▶ _TASK TO COMPLETE_
Below are entries to return in full. Keep each one exact.

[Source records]
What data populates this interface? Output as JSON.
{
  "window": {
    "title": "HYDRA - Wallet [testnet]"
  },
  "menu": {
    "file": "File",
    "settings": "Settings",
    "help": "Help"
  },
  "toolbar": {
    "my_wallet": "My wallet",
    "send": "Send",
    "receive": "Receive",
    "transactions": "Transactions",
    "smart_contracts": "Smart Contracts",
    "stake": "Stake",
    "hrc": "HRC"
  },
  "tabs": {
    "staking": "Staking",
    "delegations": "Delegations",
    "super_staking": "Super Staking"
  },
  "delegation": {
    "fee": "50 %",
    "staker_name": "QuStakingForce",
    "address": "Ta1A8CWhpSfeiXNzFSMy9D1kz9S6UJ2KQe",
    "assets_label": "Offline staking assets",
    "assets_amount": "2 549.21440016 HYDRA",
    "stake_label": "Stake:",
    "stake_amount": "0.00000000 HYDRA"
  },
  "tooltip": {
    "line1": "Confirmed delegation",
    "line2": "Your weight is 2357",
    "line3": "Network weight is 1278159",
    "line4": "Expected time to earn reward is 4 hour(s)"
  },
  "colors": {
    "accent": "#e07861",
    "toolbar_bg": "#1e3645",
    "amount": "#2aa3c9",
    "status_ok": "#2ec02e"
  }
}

▶ _FINISHED EXERCISE_
What data populates this interface? Output as JSON.
{
  "window": {
    "title": "HYDRA - Wallet [testnet]"
  },
  "menu": {
    "file": "File",
    "settings": "Settings",
    "help": "Help"
  },
  "toolbar": {
    "my_wallet": "My wallet",
    "send": "Send",
    "receive": "Receive",
    "transactions": "Transactions",
    "smart_contracts": "Smart Contracts",
    "stake": "Stake",
    "hrc": "HRC"
  },
  "tabs": {
    "staking": "Staking",
    "delegations": "Delegations",
    "super_staking": "Super Staking"
  },
  "delegation": {
    "fee": "50 %",
    "staker_name": "QuStakingForce",
    "address": "Ta1A8CWhpSfeiXNzFSMy9D1kz9S6UJ2KQe",
    "assets_label": "Offline staking assets",
    "assets_amount": "2 549.21440016 HYDRA",
    "stake_label": "Stake:",
    "stake_amount": "0.00000000 HYDRA"
  },
  "tooltip": {
    "line1": "Confirmed delegation",
    "line2": "Your weight is 2357",
    "line3": "Network weight is 1278159",
    "line4": "Expected time to earn reward is 4 hour(s)"
  },
  "colors": {
    "accent": "#e07861",
    "toolbar_bg": "#1e3645",
    "amount": "#2aa3c9",
    "status_ok": "#2ec02e"
  }
}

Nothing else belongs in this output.